The National Labor Relations Board has issued a complaint (see below) against a charter management company that fired eight teachers in February without cause or notice, including several educators who spoke up at a board meeting weeks earlier about problems they were witnessing in their Detroit charter school.
On Feb. 12, Hamadeh Educational Services, a management company based in Livonia and running four local charter schools, fired eight teachers via email from Universal Academy, a K-12 charter on Detroit's west side. While the teachers were never told why they were let go — their termination letters simply reiterated that they were hired at-will and could be terminated "at any time, with or without cause, and with or without notice" — six of the eight who were fired attended a board meeting on Jan. 26, where they tried to draw attention to problems they believed were adversely affecting school culture and students.

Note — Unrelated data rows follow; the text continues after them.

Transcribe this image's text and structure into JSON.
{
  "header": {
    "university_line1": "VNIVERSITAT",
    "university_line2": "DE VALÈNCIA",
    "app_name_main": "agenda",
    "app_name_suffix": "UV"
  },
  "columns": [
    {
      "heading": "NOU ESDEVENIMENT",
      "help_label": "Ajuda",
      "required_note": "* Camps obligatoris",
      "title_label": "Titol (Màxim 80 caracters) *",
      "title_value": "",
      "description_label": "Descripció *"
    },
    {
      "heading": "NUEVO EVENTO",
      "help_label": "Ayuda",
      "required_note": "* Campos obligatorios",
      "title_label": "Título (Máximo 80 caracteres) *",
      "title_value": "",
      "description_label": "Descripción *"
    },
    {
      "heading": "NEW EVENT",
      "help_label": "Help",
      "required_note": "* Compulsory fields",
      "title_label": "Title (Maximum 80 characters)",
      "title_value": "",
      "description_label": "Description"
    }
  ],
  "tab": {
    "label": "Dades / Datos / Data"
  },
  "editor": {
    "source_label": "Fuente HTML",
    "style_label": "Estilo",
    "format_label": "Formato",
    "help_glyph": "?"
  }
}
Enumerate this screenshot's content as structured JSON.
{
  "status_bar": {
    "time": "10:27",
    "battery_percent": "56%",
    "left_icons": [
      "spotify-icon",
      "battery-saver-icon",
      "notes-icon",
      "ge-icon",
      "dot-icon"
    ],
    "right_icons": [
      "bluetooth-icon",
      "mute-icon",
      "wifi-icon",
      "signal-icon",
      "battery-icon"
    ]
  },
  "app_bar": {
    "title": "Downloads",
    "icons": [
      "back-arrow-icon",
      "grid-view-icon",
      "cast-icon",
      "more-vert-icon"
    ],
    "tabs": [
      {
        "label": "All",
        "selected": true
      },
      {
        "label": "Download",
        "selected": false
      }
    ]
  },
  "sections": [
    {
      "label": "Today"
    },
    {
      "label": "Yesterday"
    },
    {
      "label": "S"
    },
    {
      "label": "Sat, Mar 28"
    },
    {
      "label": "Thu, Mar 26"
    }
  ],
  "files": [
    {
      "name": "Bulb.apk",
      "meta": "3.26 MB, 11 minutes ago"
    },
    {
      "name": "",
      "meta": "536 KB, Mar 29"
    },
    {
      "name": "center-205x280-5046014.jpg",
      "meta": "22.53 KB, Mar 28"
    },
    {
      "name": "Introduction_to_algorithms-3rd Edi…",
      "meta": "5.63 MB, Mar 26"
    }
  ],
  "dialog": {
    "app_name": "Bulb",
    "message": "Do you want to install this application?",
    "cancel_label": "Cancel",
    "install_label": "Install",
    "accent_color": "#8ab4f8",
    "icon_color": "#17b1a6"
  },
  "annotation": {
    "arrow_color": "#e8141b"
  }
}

The NLRB complaint alleges that the management company interfered with and violated the teachers' Section 7 rights — which guarantees employees "the right to self-organization, to form, join, or assist labor organizations, to bargain collectively through representatives of their own choosing, and to engage in concerted activities for the purpose of collective bargaining or other or other mutual aid or protection" — by, in addition to other things, referring to some teachers as "trouble employees," and interrogating them about their protected concerted activities (such as speaking up at the board meeting).
The complaint demands that the organization discontinue these practices in the future and also offer the fired teachers their positions back, as well as reimbursements for any lost wages or fees incurred in the job search process.
While none of the fired teachers have any intention of returning to the school, they have expressed appreciation towards the fact that the management company is being held accountable and that such practices will not only no longer be tolerated at Universal Academy — but ideally at other schools across the country as well.
"We're thrilled that the NLRB has upheld our rights as employees and more importantly, has sent a clear legal message to the Hamadeh leadership," Asil Yassine, one of the fired teachers tells MT.
"We realize, however, that we are not alone and that there are teachers elsewhere who may be scratching their heads wondering what their rights are. Thanks to this victory, our message to teachers is this: Fear not and fight on. You should confidently and freely continue to advocate for your kids. It's the right thing to do, and US law will protect you."
The complaint issued by the NLRB follows a complaint filed by Michigan- ACTS. In March, a month after the terminations, the charter-organizing arm of the American Federation of Teachers-Michigan filed charges against the Universal Academy and Hamadeh Educational Services alleging that the school and management company fired the teachers "because of their union and protected concerted activities" such as the January board meeting where they spoke up with concerns (ACTS ended up dropping the charges against the school).
The management company has until August 10 to file answers to the NLRB's complaint, if Hamadeh does not settle the matter the NLRB will hold a hearing on Sept. 28.
When asked about the complaint, President and CEO of Hamadeh Educational Services Nawal Hamadeh stated, "Hamadeh Education Services (HES) strives to maintain a positive work environment for all its teachers in support of its mission to provide quality education for students. HES has not discriminated against employees, and will defend the pending complaint consistent with the NLRB procedures. HES is confident that the charge has no merit.”
To read more about Hamadeh Educational Services, the firing of the eight teachers and the chaos that ensued after their termination please read our April cover story Begging for Answers.
We welcome readers to submit letters regarding articles and content in Detroit Metro Times. Letters should be a minimum of 150 words, refer to content that has appeared on Detroit Metro Times, and must include the writer's full name, address, and phone number for verification purposes. No attachments will be considered. Writers of letters selected for publication will be notified via email. Letters may be edited and shortened for space.